Why are casing and cementing important in the hydraulic fracturing process?
Casing strings are an important element of well completion with respect to the protection of groundwater resources because they provide for the isolation of fresh water zones and groundwater from the inside of the well. Casing is also used to transmit flowback fluids from well treatment. In this regard, surface casing is the first line of defense and production casing provides a second layer of protection for groundwater. As important as casing is, it is the cementation of the casing that adds the most value to the process of groundwater protection.
State Regulation of Well Construction
In a review of the regulations of twenty-seven state oil and gas agency regulations conducted in 2009 by the GWPC, the following percentage of states had the listed requirement for casing and cementing:
Although some states require complete circulation of cement from the bottom to the top of the production casing, most states require only an amount of cement calculated to raise the cement top behind the casing to a certain level above the producing formation. For example, in Arkansas, production casing must be cemented to two-hundred-fifty feet above all producing intervals.

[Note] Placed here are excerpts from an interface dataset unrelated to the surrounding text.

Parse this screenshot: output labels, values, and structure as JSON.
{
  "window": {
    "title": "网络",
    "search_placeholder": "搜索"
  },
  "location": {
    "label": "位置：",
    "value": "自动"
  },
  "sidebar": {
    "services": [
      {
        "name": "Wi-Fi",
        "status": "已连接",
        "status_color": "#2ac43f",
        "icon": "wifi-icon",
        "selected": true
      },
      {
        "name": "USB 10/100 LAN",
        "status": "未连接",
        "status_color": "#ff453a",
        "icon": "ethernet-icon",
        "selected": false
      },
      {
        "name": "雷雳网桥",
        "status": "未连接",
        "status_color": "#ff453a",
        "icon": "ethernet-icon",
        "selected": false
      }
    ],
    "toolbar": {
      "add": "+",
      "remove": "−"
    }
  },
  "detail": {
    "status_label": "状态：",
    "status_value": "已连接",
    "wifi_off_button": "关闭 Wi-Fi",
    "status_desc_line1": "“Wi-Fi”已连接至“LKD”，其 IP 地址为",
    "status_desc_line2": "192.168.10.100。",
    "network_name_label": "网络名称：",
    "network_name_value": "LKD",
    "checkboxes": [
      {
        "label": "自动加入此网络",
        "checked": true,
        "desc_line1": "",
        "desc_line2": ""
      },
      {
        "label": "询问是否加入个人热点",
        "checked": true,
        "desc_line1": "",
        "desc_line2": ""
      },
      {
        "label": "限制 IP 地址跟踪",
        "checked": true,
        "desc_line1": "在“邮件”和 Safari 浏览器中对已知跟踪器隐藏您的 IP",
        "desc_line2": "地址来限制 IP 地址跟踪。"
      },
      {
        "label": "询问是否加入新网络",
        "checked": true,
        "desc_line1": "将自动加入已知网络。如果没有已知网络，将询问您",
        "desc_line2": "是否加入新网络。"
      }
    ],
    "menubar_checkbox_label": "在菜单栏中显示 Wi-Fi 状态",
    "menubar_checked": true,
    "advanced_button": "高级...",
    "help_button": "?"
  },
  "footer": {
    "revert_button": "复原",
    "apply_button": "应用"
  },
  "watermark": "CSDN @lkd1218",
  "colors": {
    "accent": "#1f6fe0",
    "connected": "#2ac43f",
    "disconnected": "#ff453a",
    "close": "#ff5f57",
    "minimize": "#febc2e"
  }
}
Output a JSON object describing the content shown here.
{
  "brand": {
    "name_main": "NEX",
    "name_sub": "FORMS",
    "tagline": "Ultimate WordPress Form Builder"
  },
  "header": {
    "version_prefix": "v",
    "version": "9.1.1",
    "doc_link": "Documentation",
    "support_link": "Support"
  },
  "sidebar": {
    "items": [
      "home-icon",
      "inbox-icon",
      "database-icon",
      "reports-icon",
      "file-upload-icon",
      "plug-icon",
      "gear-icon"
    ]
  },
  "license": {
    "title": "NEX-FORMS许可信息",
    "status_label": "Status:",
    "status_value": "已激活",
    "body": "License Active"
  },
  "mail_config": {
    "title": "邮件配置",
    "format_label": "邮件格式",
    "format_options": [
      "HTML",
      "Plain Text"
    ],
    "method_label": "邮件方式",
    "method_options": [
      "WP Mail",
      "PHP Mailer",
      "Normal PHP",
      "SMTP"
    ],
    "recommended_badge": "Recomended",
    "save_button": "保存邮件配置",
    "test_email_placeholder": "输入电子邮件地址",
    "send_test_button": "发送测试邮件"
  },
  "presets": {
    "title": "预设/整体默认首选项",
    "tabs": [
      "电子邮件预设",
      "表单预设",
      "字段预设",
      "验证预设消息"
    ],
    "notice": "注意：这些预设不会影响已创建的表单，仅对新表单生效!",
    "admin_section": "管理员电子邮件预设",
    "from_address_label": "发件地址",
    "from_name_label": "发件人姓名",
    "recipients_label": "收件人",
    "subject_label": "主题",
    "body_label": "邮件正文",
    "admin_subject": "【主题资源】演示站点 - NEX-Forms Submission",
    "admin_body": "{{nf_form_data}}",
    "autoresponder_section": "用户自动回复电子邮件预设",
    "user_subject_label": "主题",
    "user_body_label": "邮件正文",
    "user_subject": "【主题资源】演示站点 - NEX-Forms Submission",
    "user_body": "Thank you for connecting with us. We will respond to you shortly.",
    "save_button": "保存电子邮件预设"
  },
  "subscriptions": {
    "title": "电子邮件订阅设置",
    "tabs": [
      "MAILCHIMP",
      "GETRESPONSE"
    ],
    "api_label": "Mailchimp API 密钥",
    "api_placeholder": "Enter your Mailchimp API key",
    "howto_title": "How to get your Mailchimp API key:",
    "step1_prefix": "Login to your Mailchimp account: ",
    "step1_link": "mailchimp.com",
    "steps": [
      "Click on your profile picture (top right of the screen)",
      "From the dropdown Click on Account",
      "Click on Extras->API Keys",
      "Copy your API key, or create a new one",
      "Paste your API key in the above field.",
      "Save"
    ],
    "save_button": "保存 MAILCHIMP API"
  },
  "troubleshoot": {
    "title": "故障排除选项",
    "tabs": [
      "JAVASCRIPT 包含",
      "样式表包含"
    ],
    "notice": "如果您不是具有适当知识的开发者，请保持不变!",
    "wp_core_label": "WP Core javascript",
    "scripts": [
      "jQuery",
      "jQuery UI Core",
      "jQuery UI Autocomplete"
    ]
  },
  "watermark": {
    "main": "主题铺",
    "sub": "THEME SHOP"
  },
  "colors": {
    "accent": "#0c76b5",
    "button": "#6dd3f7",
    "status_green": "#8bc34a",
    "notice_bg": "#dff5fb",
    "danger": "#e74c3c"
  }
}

There are a number of reasons why cement circulation from bottom to top on production casing is not always required including the fact that in very deep wells, the circulation of cement may be unnecessary due to the differences in depth between the production zone and fresh groundwater zones. Also, under certain circumstances, cementing must be handled in multiple stages which can result in a poor cement job or damage to the casing if not done properly. Finally, the circulation of cement on production casing prevents the monitoring of the space between the casing strings for changes in pressure which could indicate leakage through the casing or cement sheath.
For more information about the regulatory requirements of each oil and gas producing state, go to the Regulations By State page or the report State Oil and Natural Gas Regulations Designed to Protect Water Resources.